  • Using a VPN provides you with protection against a variety of threats, including those posed by DNS Spoofing. At a basic level, a VPN will encrypt all of the information you send and share online. A VPN will do this end-to-end encryption - this ensures that no-one, besides you and the site you are communicating with, will be able to read it.
  • DNSSEC is a set of security extensions that are specifically designed to defeat DNS Spoofing attacks. At the moment, these tools are still quite underdeveloped, but already offer a pretty good level of protection against the most common types of DNS Spoofing attack. They work by digitally signing a DNS table, which allows its contents to be authenticated.

Since it is not easy to spot or detect a DNS Spoofing Attack, here are some further precautions you can take.

  • Don’t click on sketchy-looking URLs in emails from people you don’t know.
  • Don’t connect to unsecured WiFi networks, and if you have to NEVER send sensitive information over them. And yes, that includes logging in to your Facebook profile.
  • If a website doesn’t look like it is real, it isn’t. Get out of there as quickly as you can.

How Does DNS Spoofing Work?

If an attacker is able to obtain the admin password for a router, perhaps by using an Evil Twin attack, altering DNS records becomes relatively easy.

  1. The attacker puts a fake address into the DNS.
  2. As the server accepts this fake address, the cache is 'poisoned'.
  3. Now, when the user connects to this server, response to queries will be managed by the hacker.
Cache Poisoning Process

Cache Poisoning Attack – The Process Explained

The reason why a DNS resolver can not verify the data in their caches is because it uses UDP instead of TCP. TCP authenticates the devices trying to communicate with each other. In the case of UDP, the two parties are not necessarily aware of the process being legitimate. Hence, a hacker may send requests via UDP and pretend it is a response from a verified server.

If a server doesn’t know the IP address for a given URL, it will ask the server ‘above’ it for this information. If that server doesn’t know, it will ask yet another one. This process will continue until the IP is found, and this will be sent back down the chain to the user.

This means that if an attacker manages to inject incorrect DNS entries into a high-level server, this malicious information will cascade down across large sections of the internet. Each cache will be poisoned by the one above it, in other words.

Gaining access to the DNS tables held by large companies might be more difficult than compromising a public WiFi router, of course, but the rewards of doing so are correspondingly greater. A successful cache poisoning attack can affect hundreds of thousands of users, at least for a short time before the attack is detected and the DNS tables are fixed.

The Risks of Being Exposed To DNS Spoofing

For the average user, exposure to a DNS Spoofing often comes in the form of an email. This email will encourage (or frighten) users into clicking on a URL. Once clicked, malware will be loaded onto a user’s computer, and this will be used as a starting point to poison any available DNS records.

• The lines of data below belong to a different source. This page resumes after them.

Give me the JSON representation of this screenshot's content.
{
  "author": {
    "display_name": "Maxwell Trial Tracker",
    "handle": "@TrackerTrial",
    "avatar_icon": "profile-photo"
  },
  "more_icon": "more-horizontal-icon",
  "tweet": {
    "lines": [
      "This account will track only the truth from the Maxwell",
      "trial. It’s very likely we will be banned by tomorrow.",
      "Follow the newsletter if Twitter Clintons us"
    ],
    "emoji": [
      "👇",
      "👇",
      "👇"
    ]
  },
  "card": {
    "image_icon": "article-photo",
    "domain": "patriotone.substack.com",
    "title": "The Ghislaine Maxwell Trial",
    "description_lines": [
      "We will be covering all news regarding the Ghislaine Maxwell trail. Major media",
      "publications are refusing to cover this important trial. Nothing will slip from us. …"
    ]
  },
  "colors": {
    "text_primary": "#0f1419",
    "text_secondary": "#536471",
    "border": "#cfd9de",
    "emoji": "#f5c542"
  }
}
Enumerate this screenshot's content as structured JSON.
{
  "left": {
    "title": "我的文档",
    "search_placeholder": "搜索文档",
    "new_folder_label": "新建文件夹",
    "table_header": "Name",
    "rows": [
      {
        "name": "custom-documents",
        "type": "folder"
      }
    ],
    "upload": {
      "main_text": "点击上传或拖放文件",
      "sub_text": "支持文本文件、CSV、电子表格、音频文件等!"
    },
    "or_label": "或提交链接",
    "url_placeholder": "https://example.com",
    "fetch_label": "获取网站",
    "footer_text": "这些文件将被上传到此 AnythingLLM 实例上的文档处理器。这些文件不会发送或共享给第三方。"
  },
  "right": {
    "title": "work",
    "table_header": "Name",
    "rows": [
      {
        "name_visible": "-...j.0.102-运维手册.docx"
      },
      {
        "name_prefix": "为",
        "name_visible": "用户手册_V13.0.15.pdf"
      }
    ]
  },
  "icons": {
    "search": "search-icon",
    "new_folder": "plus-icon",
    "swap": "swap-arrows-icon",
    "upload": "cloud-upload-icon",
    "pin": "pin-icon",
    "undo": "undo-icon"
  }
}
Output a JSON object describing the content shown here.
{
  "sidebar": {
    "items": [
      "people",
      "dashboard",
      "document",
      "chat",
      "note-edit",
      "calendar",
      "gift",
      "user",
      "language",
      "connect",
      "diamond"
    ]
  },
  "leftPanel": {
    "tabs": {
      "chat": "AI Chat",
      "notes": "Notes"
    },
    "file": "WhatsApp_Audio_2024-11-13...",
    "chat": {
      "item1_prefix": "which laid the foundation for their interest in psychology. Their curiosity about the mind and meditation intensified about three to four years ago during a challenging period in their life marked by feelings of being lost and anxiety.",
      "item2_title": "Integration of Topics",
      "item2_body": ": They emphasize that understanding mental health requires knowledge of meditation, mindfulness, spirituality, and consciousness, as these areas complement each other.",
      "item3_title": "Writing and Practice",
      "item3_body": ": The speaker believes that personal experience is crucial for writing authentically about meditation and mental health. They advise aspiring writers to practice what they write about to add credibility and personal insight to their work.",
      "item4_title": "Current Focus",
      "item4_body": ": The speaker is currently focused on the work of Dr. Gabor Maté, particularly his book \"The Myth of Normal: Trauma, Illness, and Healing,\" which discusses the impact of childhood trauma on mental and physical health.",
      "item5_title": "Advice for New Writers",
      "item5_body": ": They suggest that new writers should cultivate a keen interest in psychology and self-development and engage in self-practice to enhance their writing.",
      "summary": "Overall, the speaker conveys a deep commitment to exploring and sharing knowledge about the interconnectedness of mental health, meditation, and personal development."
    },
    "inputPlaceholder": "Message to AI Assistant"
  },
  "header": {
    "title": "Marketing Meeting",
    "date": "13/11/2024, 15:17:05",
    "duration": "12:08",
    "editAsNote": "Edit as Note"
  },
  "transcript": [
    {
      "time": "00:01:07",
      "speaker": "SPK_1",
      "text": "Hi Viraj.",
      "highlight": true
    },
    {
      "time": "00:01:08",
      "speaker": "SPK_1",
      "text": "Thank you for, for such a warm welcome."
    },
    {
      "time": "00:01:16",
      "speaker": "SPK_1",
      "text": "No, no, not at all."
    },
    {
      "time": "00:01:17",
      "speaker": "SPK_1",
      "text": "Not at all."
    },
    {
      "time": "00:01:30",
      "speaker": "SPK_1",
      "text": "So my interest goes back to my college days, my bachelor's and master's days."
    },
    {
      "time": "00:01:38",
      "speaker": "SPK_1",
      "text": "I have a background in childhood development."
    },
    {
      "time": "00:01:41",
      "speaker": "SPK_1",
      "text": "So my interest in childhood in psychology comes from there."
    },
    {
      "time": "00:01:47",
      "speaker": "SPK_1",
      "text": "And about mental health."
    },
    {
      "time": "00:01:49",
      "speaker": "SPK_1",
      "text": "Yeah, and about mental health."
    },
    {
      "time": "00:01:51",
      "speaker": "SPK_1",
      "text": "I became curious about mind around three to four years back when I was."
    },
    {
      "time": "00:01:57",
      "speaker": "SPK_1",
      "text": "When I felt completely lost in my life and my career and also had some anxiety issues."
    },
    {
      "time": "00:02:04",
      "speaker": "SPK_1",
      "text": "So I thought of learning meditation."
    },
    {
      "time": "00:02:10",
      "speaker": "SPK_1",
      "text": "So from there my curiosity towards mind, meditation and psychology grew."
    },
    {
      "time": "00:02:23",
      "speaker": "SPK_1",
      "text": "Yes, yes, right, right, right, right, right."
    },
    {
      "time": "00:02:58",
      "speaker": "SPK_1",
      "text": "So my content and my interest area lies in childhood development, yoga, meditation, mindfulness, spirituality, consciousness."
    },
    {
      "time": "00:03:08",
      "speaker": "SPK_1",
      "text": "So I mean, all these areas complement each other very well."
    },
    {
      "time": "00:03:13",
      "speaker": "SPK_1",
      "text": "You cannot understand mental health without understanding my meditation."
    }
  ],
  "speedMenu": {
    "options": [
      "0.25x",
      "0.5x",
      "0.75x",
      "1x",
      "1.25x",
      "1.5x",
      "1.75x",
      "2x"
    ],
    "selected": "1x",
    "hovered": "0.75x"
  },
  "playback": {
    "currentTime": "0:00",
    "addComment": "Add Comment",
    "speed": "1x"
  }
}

Banner adverts are also a common attack vector for DNS Spoofing, especially those on sketchy websites and those contained in unsolicited emails.

Most DNS Spoofing attacks have a simple goal, albeit a scary one: to steal personal information. This can range from login details for social media sites to more obviously sensitive data like online banking details. It might not sound like someone stealing your Facebook password would be a big deal, but it could be. This is often the first step in an attacker gaining access to the other systems you use, in order to build up a profile that will allow them to impersonate you, or simply to sell this to other criminals.